Apparent Assassination Latest in Spate of Targeted Attacks against Kurdish Peace Activists
NEW YORK, N.Y.—Project 2015 on Nov. 28 condemned the apparent assassination of Tahir Elçi, a prominent lawyer and Kurdish human rights activist who headed the Diyarbakir Bar Association. An unknown assailant reportedly shot Elçi with a bullet to the head while the latter was delivering remarks at a press conference in Diyarbakir that called for an end to the ongoing clashes between Kurdistan Workers’ Party (PKK) armed groups and Turkish security forces.
“We join the international community in mourning the murder of one of Turkey’s leading human rights activists, who advocated not only for Kurdish rights but also for the rights of the Armenian community in their quest for justice for the genocide,” said Nancy Kricorian, Project 2015 Board member. “We hope the Turkish government will do a better job investigating and prosecuting those responsible for this crime than they have the murder of Hrant Dink.”
Elçi led the first commemoration of the Armenian Genocide in Diyarbakir in 2013, remarking at the time: “Today, we commemorate the genocide in Diyarbakir for the first time.

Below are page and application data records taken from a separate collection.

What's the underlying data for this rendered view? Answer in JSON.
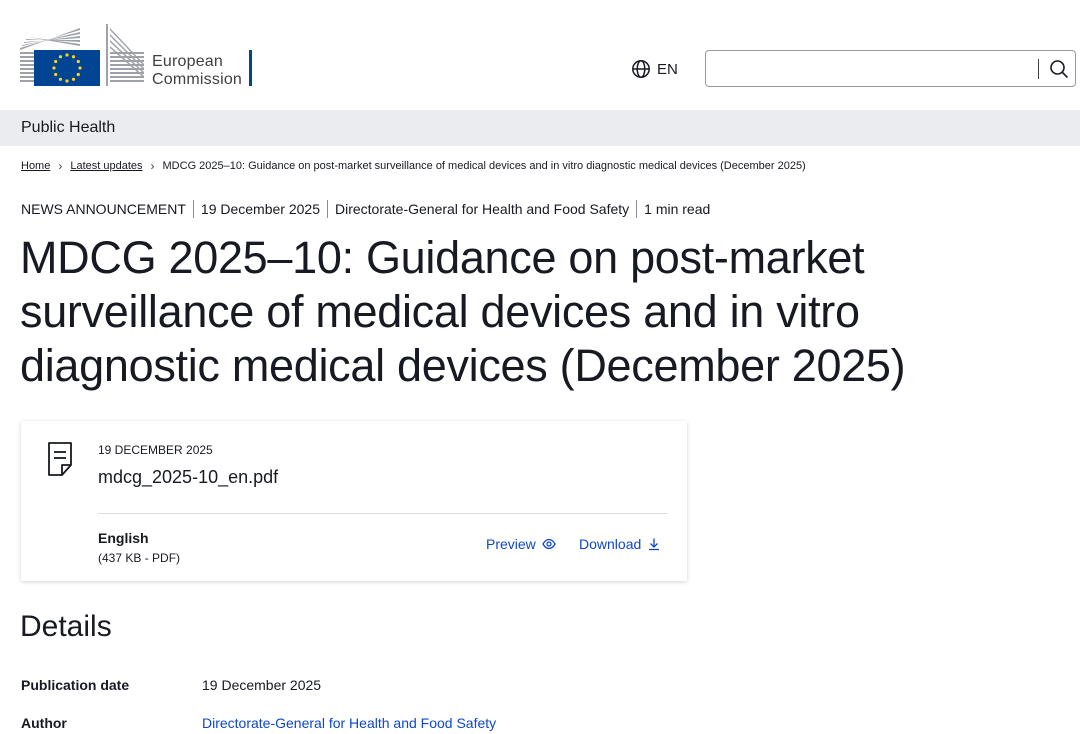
{
  "header": {
    "logo_line1": "European",
    "logo_line2": "Commission",
    "language": "EN",
    "search": {
      "value": "",
      "placeholder": ""
    }
  },
  "site_name": "Public Health",
  "breadcrumb": [
    "Home",
    "Latest updates",
    "MDCG 2025–10: Guidance on post-market surveillance of medical devices and in vitro diagnostic medical devices (December 2025)"
  ],
  "meta": {
    "type": "NEWS ANNOUNCEMENT",
    "date": "19 December 2025",
    "department": "Directorate-General for Health and Food Safety",
    "read_time": "1 min read"
  },
  "title": "MDCG 2025–10: Guidance on post-market surveillance of medical devices and in vitro diagnostic medical devices (December 2025)",
  "file": {
    "date": "19 DECEMBER 2025",
    "name": "mdcg_2025-10_en.pdf",
    "language": "English",
    "size": "(437 KB - PDF)",
    "preview_label": "Preview",
    "download_label": "Download"
  },
  "details": {
    "heading": "Details",
    "rows": [
      {
        "label": "Publication date",
        "value": "19 December 2025"
      },
      {
        "label": "Author",
        "value": "Directorate-General for Health and Food Safety"
      }
    ]
  },
  "colors": {
    "eu_blue": "#004494",
    "eu_yellow": "#ffd617",
    "link": "#0e47cb",
    "site_bar": "#ebecef"
  },
  "icons": [
    "eu-flag-icon",
    "globe-icon",
    "search-icon",
    "file-icon",
    "eye-icon",
    "download-icon",
    "chevron-right-icon"
  ]
}
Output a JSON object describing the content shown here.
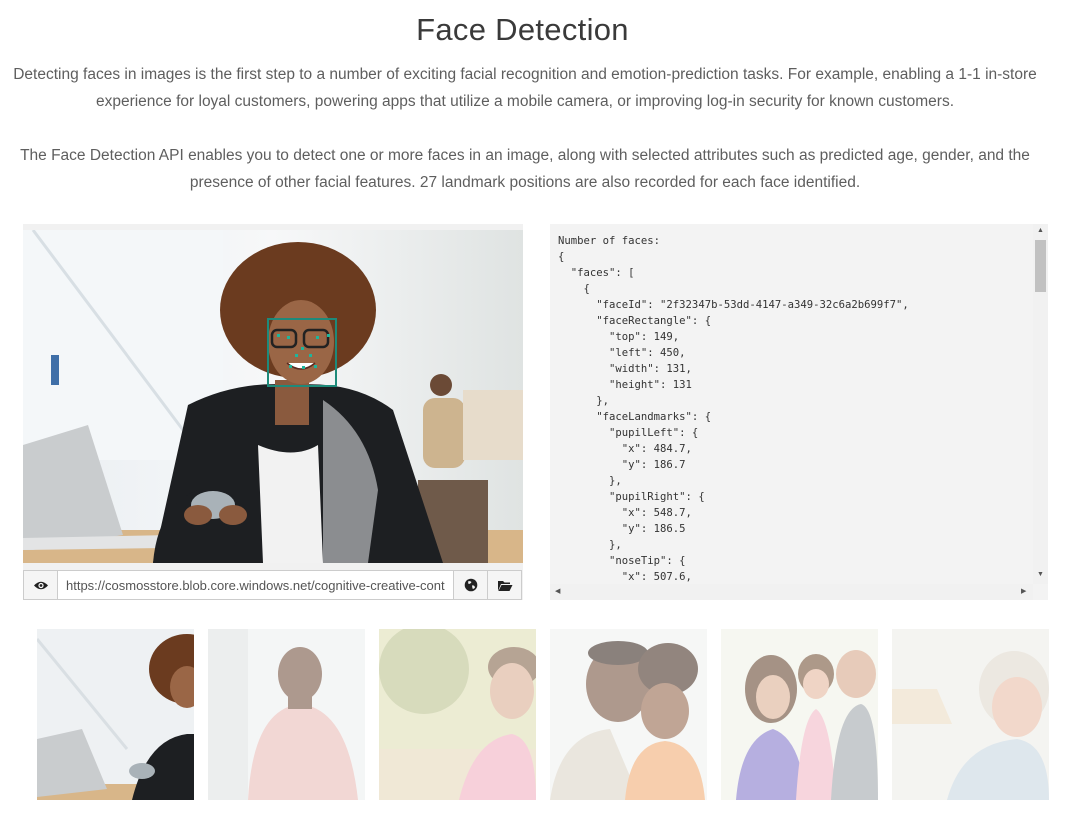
{
  "page": {
    "title": "Face Detection",
    "intro_1": "Detecting faces in images is the first step to a number of exciting facial recognition and emotion-prediction tasks. For example, enabling a 1-1 in-store experience for loyal customers, powering apps that utilize a mobile camera, or improving log-in security for known customers.",
    "intro_2": "The Face Detection API enables you to detect one or more faces in an image, along with selected attributes such as predicted age, gender, and the presence of other facial features. 27 landmark positions are also recorded for each face identified."
  },
  "image_panel": {
    "url_value": "https://cosmosstore.blob.core.windows.net/cognitive-creative-cont",
    "view_icon": "eye-icon",
    "globe_icon": "globe-icon",
    "folder_icon": "folder-open-icon",
    "accent_color": "#1e8a7a"
  },
  "result": {
    "json_text": "Number of faces:\n{\n  \"faces\": [\n    {\n      \"faceId\": \"2f32347b-53dd-4147-a349-32c6a2b699f7\",\n      \"faceRectangle\": {\n        \"top\": 149,\n        \"left\": 450,\n        \"width\": 131,\n        \"height\": 131\n      },\n      \"faceLandmarks\": {\n        \"pupilLeft\": {\n          \"x\": 484.7,\n          \"y\": 186.7\n        },\n        \"pupilRight\": {\n          \"x\": 548.7,\n          \"y\": 186.5\n        },\n        \"noseTip\": {\n          \"x\": 507.6,"
  },
  "thumbnails": [
    {
      "name": "woman-with-laptop",
      "active": true
    },
    {
      "name": "man-pink-shirt",
      "active": false
    },
    {
      "name": "man-glasses-outdoors",
      "active": false
    },
    {
      "name": "father-and-child",
      "active": false
    },
    {
      "name": "family-group",
      "active": false
    },
    {
      "name": "older-woman-smiling",
      "active": false
    }
  ]
}
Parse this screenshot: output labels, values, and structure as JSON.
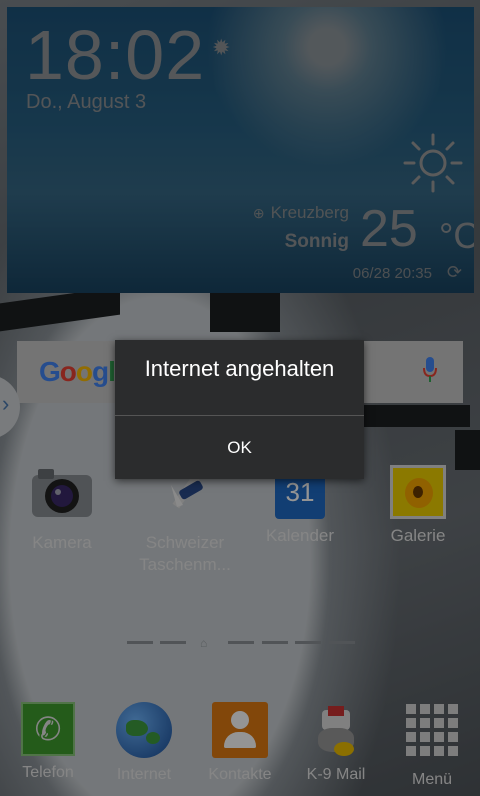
{
  "weather": {
    "time": "18:02",
    "date": "Do., August 3",
    "location": "Kreuzberg",
    "condition": "Sonnig",
    "temperature": "25",
    "unit": "°C",
    "updated": "06/28 20:35",
    "icons": {
      "settings": "gear-icon",
      "weather": "sun-icon",
      "location": "location-icon",
      "refresh": "refresh-icon"
    }
  },
  "search": {
    "logo": "Google",
    "mic_icon": "microphone-icon"
  },
  "apps": [
    {
      "label": "Kamera",
      "icon": "camera-icon"
    },
    {
      "label": "Schweizer Taschenm...",
      "icon": "swiss-knife-icon"
    },
    {
      "label": "Kalender",
      "icon": "calendar-icon",
      "day": "31"
    },
    {
      "label": "Galerie",
      "icon": "gallery-icon"
    }
  ],
  "dock": [
    {
      "label": "Telefon",
      "icon": "phone-icon"
    },
    {
      "label": "Internet",
      "icon": "globe-icon"
    },
    {
      "label": "Kontakte",
      "icon": "contacts-icon"
    },
    {
      "label": "K-9 Mail",
      "icon": "k9-mail-icon"
    },
    {
      "label": "Menü",
      "icon": "apps-grid-icon"
    }
  ],
  "page_indicator": {
    "pages": 7,
    "current": 3
  },
  "dialog": {
    "message": "Internet angehalten",
    "button": "OK"
  }
}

This is a very important day for us. We bow respectfully before the memory of our Armenian brothers who were murdered in 1915, and condemn the genocide.”
Elçi’s murder is the latest in a spate of targeted attacks against Kurdish political leaders, activists, and journalists. A suicide bombing in July targeted Kurdish activists in the city of Suruç, killing 34 and injuring more than 100. The Turkish government referenced that attack as a pretext for a major crackdown against the Kurdish community in Turkey, leading to the collapse of peace talks between the PKK and the Turkish government. In October, another suicide bombing targeted a peace rally in Ankara killing more than 100 Kurdish demonstrators. According to Project 2015, the government’s policy of inflaming tensions with the Kurds and its turn to ethno-nationalist politics in the lead up to recent elections have created a permissive environment for acts of violence targeting pro-Kurdish groups and their supporters.
Government authorities had detained and were prosecuting Tahir Elçi for “making terrorist propaganda” after he called for the PKK to be treated as an armed political movement. As a human rights lawyer and peace activist, Elçi was a long-standing critic of violent attacks committed by both the PKK and the Turkish government. In the days before his assassination, he had received death threats that were the predictable ultra-nationalist response to the charges levied against him by the government.
“Elçi’s death today highlights the Turkish authorities’ duty to protect opposition groups and their supporters, especially pro-Kurdish leftist activists who are under constant threat,” said Asli Bali, Project 2015 Board member. “Turkish authorities should ensure that those responsible for Elçi’s killing are brought to justice.”